News: Stay up to date

The Étoilé community is an active group of developers, designers, testers and users. New work is being done every day. Visit often to find out what we've been up to.


Prototypes and LangaugeKit

Posted on 20 December 2008 by David Chisnall

Over the last few days, I've been playing around with rewriting the prototypes code not to require a modified runtime. The old code used a new (backwards-compatible) version of the GNU Objective-C runtime that added a 'third chance' dispatch mechanism, allowing objects to implement their own method lookup function.

The new version works by doing a hidden class transform. One of the unused flags in the class structure has been set to define whether a class is a hidden class or a real one. Hidden classes are just like normal classes, but they are generated at runtime and inserted at the end of the inheritance chain. When you send an object a -becomePrototype message, it inserts a new class/metaclass pair as its class, with the old class becoming its new superclass.

Since I'm inserting new classes, this gave the opportunity to add some other information, most usefully an NSMutableDictionary for storing extra values. In Smalltalk, there is a mechanism a lot like this. Instance variables in the Objective-C sense are called 'indexed instance variables,' but others stored in a linked list are also possible (but slightly slower to access).

The hidden class implements a few methods of its own. The most important of these are the two related to Key-Value Coding, meaning that you can use the standard KVC methods to access this hidden dictionary. In Objective-C, you simply do something like this:

id setValueIMP(id self, SEL _cmd, id aValue)
    [self setValue:aValue forKey:@"TestKey"];
    return self;
id getValueIMP(id self, SEL _cmd)
    return [self valueForKey:@"TestKey"];

int main(void)
    id pool = [NSAutoreleasePool new];
    id proto = [[MyObject new] autorelease];
    [proto setMethod:(IMP)setValueIMP forSelector:@selector(setTestValue:)];
    [proto setMethod:(IMP)getValueIMP forSelector:@selector(testValue)];
    [proto setTestValue:@"A string"];
    NSLog(@"Test value: %@", [proto testValue]);
    return 0;

This will output something like this, when run:

2008-12-20 16:16:29.054 test[6813] Test value: A string

Of course, this is not possible in Smalltalk, since Smalltalk doesn't have the ability to write functions outside of classes. It does, however, have the ability to create blocks.

This week, I tweaked the code slightly so that if you insert a block into this dictionary as an object, it implicitly registers a trampoline method for the key as a selector. When you call the method, the trampoline uses the _cmd argument (the hidden argument in all Objective-C methods giving the selector used to look up the current method) to get the block from the dictionary and then sends it a -value: message, or a value:value: message (and so on) depending on the number of arguments that the block expects.

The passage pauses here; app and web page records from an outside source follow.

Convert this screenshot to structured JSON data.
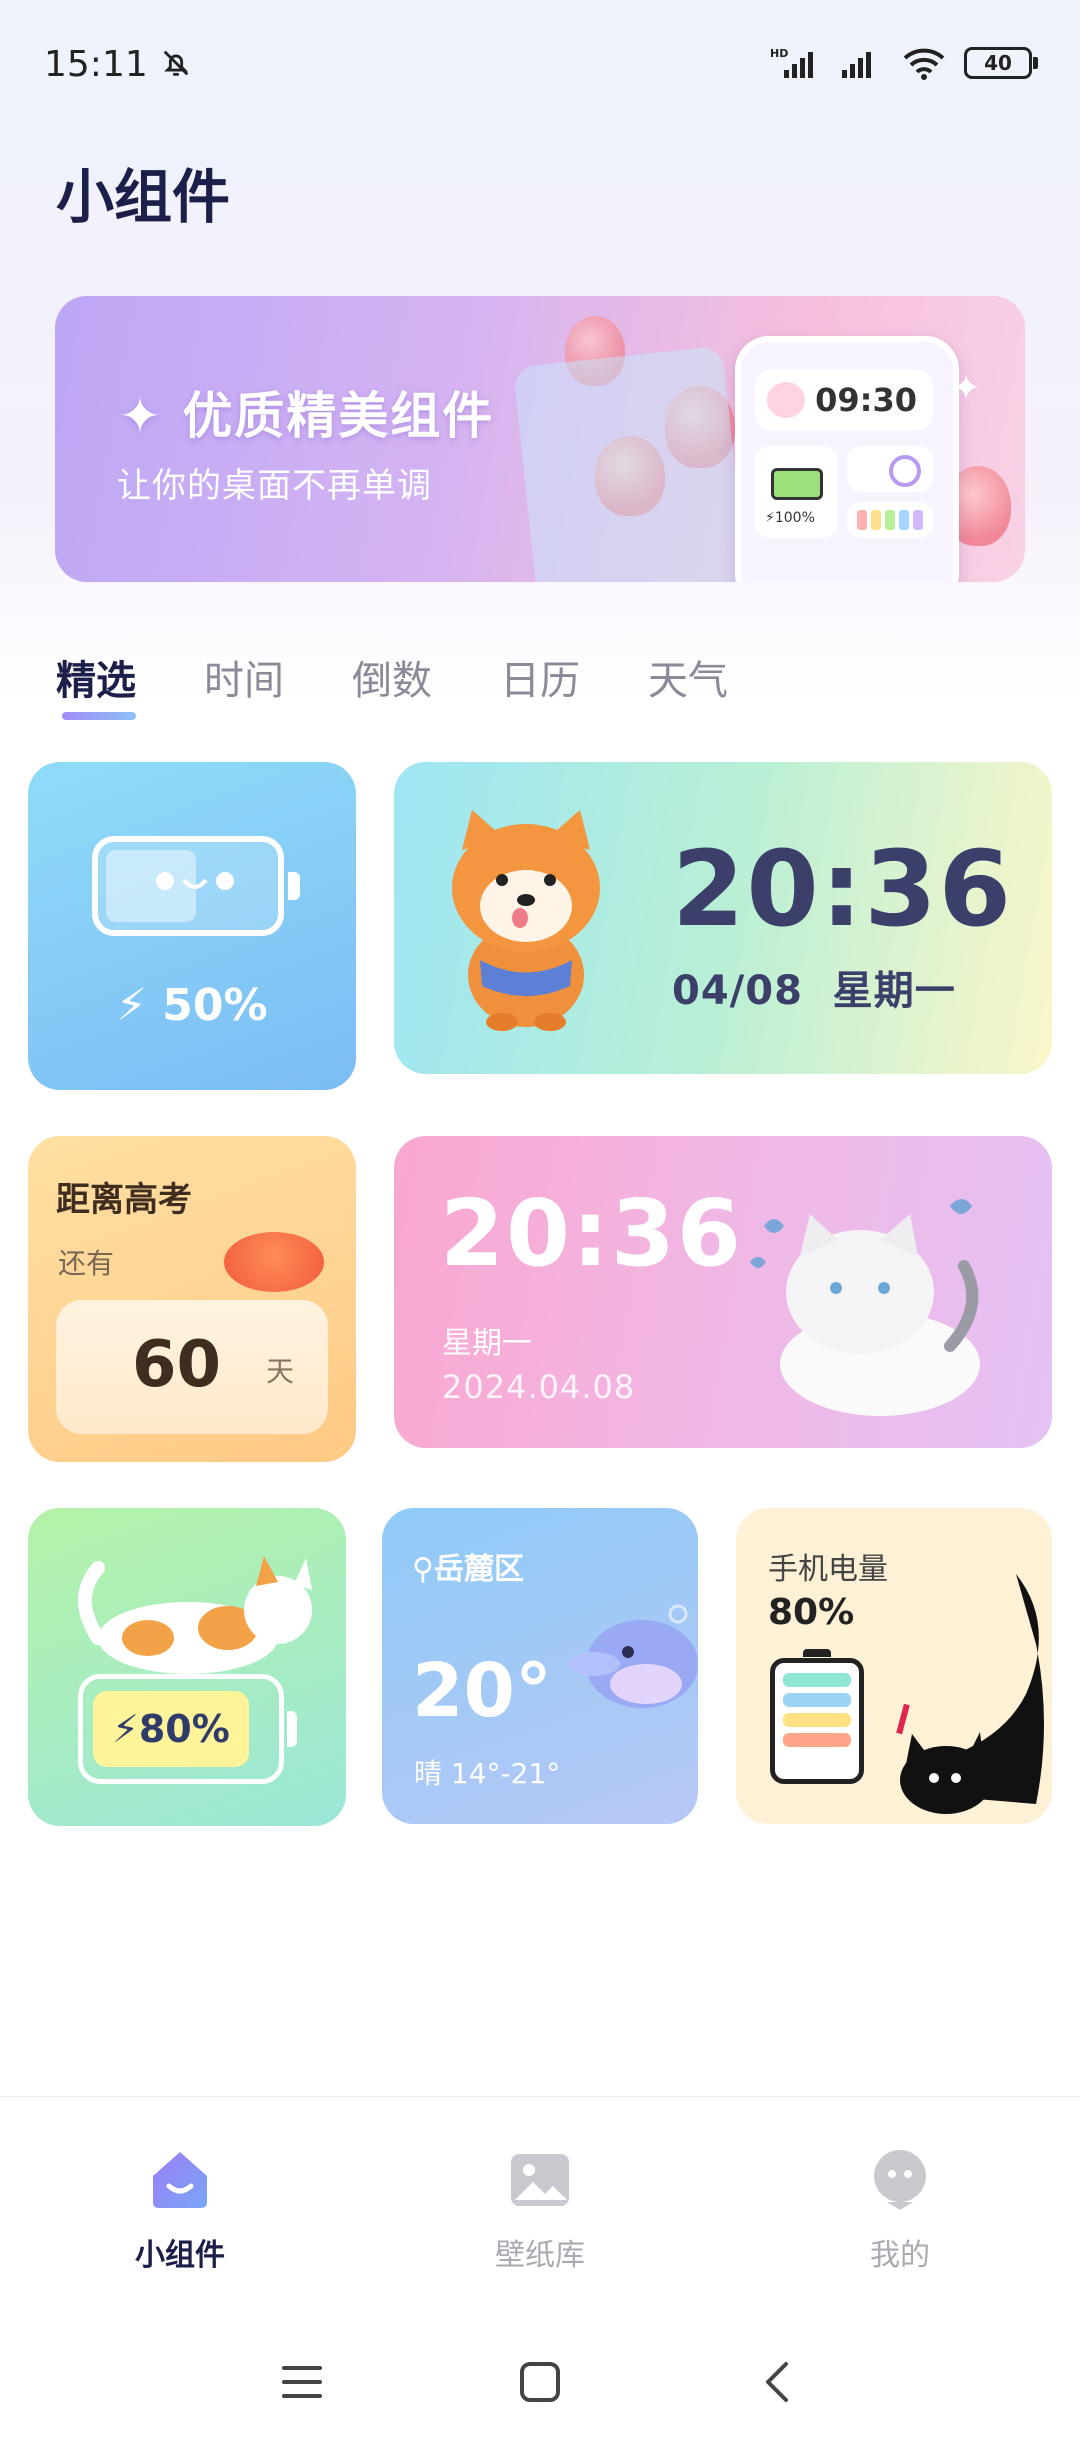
{
  "status": {
    "time": "15:11",
    "network_hd": "HD",
    "battery": "40"
  },
  "header": {
    "title": "小组件"
  },
  "banner": {
    "title": "优质精美组件",
    "subtitle": "让你的桌面不再单调",
    "mock_time": "09:30",
    "mock_battery": "100%"
  },
  "tabs": [
    "精选",
    "时间",
    "倒数",
    "日历",
    "天气"
  ],
  "widgets": {
    "battery_small": {
      "percent": "50%"
    },
    "clock_dog": {
      "time": "20:36",
      "date": "04/08",
      "weekday": "星期一"
    },
    "countdown": {
      "title": "距离高考",
      "sub": "还有",
      "days": "60",
      "unit": "天"
    },
    "clock_cat": {
      "time": "20:36",
      "weekday": "星期一",
      "date": "2024.04.08"
    },
    "battery_cat": {
      "percent": "80%"
    },
    "weather": {
      "location": "岳麓区",
      "temp": "20°",
      "condition": "晴 14°-21°"
    },
    "phone_battery": {
      "title": "手机电量",
      "percent": "80%"
    }
  },
  "nav": {
    "items": [
      {
        "label": "小组件",
        "icon": "widget-icon"
      },
      {
        "label": "壁纸库",
        "icon": "gallery-icon"
      },
      {
        "label": "我的",
        "icon": "profile-icon"
      }
    ]
  },
  "colors": {
    "primary": "#1b1f4a",
    "accent": "#a28cf5"
  }
}
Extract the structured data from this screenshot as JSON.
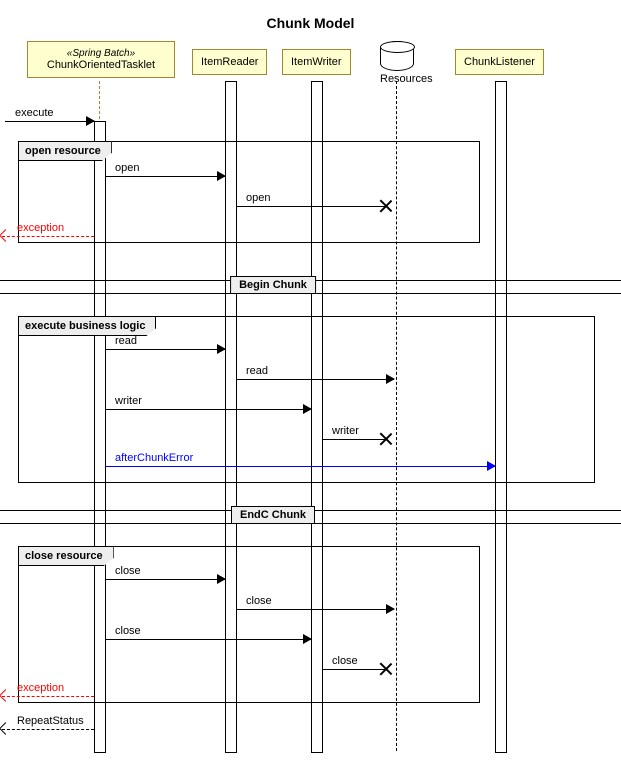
{
  "title": "Chunk Model",
  "participants": {
    "tasklet": {
      "stereotype": "«Spring Batch»",
      "name": "ChunkOrientedTasklet"
    },
    "reader": {
      "name": "ItemReader"
    },
    "writer": {
      "name": "ItemWriter"
    },
    "resources": {
      "name": "Resources"
    },
    "listener": {
      "name": "ChunkListener"
    }
  },
  "frames": {
    "open": "open resource",
    "logic": "execute business logic",
    "close": "close resource"
  },
  "dividers": {
    "begin": "Begin Chunk",
    "end": "EndC Chunk"
  },
  "messages": {
    "execute": "execute",
    "open1": "open",
    "open2": "open",
    "exception1": "exception",
    "read1": "read",
    "read2": "read",
    "writer1": "writer",
    "writer2": "writer",
    "afterChunkError": "afterChunkError",
    "close1": "close",
    "close2": "close",
    "close3": "close",
    "close4": "close",
    "exception2": "exception",
    "repeatStatus": "RepeatStatus"
  }
}
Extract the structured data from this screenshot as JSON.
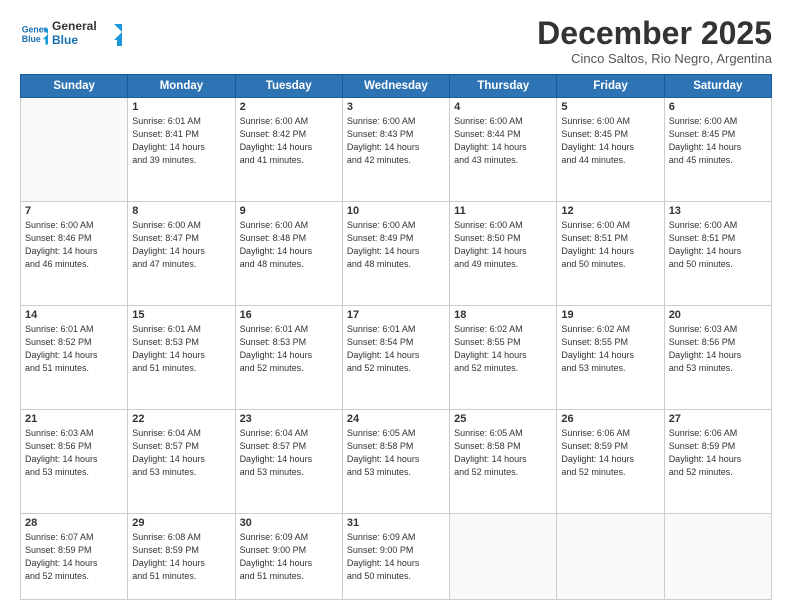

This lets you write code in Smalltalk like this:

NSObject subclass: SmalltalkTool
    | a |
        a := NSObject new.
        a becomePrototype.
        a setValue:[ :object :aValue | ETTranscript show:aValue; cr ] 
        a logValue:'A string'.

When you run this with edlc, you get:

A string

Obviously this is slower than a direct method call, since you first enter the trampoline, then look up the block in a dictionary, and then finally call the block, but it should be a lot faster than using forwarding. On GNUstep, sending a message via forwardInvocation: takes around 300 times as long as a direct message send. A message send to a block costs around 3 times as much as a message send to an Objective-C object. A message send to a prototype costs around ten times as much. Note that a lot of the extra overhead from the block (which has a similar overhead to calling a Smalltalk method) is due to the need to clean up the object context at the end of the call.